The limited area on the west side of the AJCC with an underground building complex.

It would appear to me that CREED might be within the wooded area adjacent to the Site R entrance road off Harbaugh Valley RD, visible in this image:

There is a winding road and the remains of a clearing just south of the current entrance gate that fit with the above site description. Unfortunately the birdseye imagery does not seem to cover this.

25 December 2005

Birdseyes from

These birdseyes were discovered by panning over the Site R aerial photo of Not all of the site indicates birdseyes are available.

Site R - Raven Rock

Site R (Raven Rock) is a hardened US military communications facility, the Alternate Joint Communications Center (AJCC), located beneath Raven Rock mountain, near Waynesboro, PA, reported to be the bunker used by Vice President Cheney during the months after 9/11.

More information and aerial photos at previous eyeball:

Site R


West Portals and Helipad, Looking South.

Northeast Portal.

Mountaintop Antennas, At Least Seven Shown.  Looking West. (Composite Photo)

Mountaintop Antennas, Looking South.

Looking Down at West Portals. Hut at lower right may be for ventilation. Matches one at the northeast, below.

These structures and the main antennas, like the portals, are enclosed with double-fencing with likely security
sensors in the intervening space.

Two Views of the Same Hut at Northeast. May be for ventilation or fire watch -- there appears to be a perimeter walk at
the upper level. Matches one at the northwest above.

North Access Road. With new construction of guard house.

North Access Road. New structure at lower right.

North Access Road. With north portals at lower right.

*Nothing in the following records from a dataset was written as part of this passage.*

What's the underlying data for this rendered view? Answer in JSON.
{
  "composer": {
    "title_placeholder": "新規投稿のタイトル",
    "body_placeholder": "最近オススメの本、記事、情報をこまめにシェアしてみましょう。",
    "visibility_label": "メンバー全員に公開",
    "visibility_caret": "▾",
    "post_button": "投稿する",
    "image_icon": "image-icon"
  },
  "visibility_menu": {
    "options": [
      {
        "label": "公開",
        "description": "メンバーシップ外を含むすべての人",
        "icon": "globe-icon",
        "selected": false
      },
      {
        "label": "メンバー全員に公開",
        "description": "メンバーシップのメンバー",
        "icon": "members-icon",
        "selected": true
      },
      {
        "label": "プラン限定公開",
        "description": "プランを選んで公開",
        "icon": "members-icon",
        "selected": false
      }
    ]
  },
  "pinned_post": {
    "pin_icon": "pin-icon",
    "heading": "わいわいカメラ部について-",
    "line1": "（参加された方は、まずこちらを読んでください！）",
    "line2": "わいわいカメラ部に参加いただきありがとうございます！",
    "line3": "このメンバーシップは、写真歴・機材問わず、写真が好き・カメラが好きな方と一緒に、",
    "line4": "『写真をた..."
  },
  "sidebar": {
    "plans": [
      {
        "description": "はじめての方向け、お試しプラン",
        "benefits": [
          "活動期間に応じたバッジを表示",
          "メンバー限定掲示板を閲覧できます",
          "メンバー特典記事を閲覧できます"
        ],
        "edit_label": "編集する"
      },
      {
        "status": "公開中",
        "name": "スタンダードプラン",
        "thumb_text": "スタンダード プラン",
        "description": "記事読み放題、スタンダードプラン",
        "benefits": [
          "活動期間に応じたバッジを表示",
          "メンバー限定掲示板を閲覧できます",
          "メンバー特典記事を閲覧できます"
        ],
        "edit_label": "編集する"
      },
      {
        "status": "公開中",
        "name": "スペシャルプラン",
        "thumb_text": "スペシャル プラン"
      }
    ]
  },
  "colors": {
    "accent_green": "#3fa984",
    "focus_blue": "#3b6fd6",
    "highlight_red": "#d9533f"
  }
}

North Portals at Bottom. Ventilation shaft at top, termed above as the northeast hut. There appears to be an open tunnel at the clearing below the ventilation shaft.